Italy wants independent probe into origin of pandemic, backs India’s call for reform of WHO: Italian minister
Italy wants an independent inquiry into the origin of the Covid-19 pandemic in China and backs India’s calls for reform of multilateral bodies such as WHO that didn’t perform as expected during the current crisis, the country’s minister for European affairs Vincenzo Amendola has said.
With Italy and India set to take on the presidency of the G20 in 2021 and 2022, Amendola said the two countries would also play a key role in helping shape the post-Covid-19 world order, including global supply and value chains and ways to recover from the economic crisis created by the pandemic.
In an interview with Hindustan Times over Skype, Amendola said Italy backs Prime Minister Narendra Modi’s call, made during the G20 virtual summit on March 26, for reforms of international bodies such as the World Health Organization to meet the needs of a changing world.
“The WHO for this crisis didn’t perform according to some criteria and…it’s necessary…to open an independent inquiry on what happened in China that was the starting place of this Covid-19 crisis,” he said.

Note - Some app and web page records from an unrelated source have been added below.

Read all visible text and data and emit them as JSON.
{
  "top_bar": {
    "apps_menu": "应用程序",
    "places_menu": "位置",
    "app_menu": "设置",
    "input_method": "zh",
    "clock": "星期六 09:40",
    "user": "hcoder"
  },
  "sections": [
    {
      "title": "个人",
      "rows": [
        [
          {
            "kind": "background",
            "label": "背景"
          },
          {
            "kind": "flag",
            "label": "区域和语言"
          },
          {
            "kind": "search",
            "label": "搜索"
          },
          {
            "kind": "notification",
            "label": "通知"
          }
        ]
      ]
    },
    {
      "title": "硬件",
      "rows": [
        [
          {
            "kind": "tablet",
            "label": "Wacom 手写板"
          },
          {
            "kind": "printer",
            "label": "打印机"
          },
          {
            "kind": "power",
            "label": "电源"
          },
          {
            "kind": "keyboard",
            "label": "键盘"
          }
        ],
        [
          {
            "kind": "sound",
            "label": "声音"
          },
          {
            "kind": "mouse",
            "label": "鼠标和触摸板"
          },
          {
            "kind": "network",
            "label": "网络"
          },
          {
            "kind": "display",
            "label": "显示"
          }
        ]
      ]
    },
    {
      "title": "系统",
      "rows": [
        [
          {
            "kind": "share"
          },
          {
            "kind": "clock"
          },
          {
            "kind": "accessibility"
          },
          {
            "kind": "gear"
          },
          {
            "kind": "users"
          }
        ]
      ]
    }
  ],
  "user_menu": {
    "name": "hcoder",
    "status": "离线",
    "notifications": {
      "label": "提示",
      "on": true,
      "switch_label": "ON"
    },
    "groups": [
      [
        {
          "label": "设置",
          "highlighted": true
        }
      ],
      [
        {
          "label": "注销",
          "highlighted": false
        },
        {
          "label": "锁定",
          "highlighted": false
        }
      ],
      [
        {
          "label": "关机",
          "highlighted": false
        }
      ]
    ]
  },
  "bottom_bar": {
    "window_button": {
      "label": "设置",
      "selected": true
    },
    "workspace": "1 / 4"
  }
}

“Your prime minister was right because the multilateral aspect of the global order is not updated [with] the risks and opportunity of the current period. The WHO, I don’t think, it performed in a correct way during this crisis, there were many delays and many problems,” he added.
Describing Europe and India as “sisters”, Amendola spoke of the need for closer cooperation between Italy and India both to shape the agenda of the G20 and to help fashion a new world order.
“If I look where we are going to invest, I see that you [India] are the actor relevant for our common future,” he said, referring to the possibility of working together on green technologies such as renewable energy and digital transition, for which India is well placed because of its technological capability and human capital.
With Italy set to become the G20 president in 2021 and India taking on the same role in 2022, Amendola said: “We are going to be the two countries that will bring the G20 out of the recession. We have a coordinated responsibility to present to the main actors on the global level how we can recover from this pandemic and this global economic crisis.”
The Covid-19 had emerged as a “big test for multilateral cooperation”, he said.
“A few months ago, there were many people who wanted to participate in the funeral of multilateralism but nowadays it is clear that multilateralism is necessary in order to strengthen the resilience of the global economy.”
Amendola was also critical of China’s Belt and Road Initiative, saying Italy and India will have to work on “different aspects of free and fair trade” and “global legal standards” as the post-Covid-19 set-up moves towards new supply and value chains.
“There is not just one way like the Belt and Road Initiative, there are many ways that we have to restore the global chain. There should be not just one way of distributing, producing and giving the ownership of this trade track. There should be…different options and the European Union is…devoted to diversification of rules of trade and creation of value chains,” he said.